* [Information provided]:
+++++

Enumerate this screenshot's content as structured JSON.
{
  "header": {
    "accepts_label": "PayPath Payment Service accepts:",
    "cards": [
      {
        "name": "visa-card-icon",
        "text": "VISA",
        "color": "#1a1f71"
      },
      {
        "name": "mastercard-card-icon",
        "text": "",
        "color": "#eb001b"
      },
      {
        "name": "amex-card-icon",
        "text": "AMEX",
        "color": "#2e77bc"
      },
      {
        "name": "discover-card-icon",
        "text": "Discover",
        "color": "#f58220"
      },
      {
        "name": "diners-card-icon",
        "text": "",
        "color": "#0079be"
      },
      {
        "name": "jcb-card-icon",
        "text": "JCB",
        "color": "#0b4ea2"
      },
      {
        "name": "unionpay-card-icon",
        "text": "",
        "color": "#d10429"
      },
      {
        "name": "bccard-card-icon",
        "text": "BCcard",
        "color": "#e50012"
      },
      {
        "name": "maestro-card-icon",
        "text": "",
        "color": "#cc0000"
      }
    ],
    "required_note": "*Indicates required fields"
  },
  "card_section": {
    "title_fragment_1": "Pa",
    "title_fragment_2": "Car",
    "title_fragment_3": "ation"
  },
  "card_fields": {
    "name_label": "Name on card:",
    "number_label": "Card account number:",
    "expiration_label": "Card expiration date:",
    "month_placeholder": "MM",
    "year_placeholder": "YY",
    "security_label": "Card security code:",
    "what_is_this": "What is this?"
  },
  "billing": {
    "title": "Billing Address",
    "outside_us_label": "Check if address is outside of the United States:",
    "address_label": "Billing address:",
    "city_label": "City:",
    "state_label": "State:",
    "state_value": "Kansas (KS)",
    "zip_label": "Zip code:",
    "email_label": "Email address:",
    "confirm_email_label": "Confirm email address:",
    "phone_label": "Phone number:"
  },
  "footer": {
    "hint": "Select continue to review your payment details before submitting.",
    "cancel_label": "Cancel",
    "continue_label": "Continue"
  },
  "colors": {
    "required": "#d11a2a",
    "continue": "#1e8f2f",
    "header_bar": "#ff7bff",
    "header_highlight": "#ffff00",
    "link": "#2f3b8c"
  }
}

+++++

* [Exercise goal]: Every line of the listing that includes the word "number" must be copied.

* [Answer box]:
    "number_label": "Card account number:",
    "phone_label": "Phone number:"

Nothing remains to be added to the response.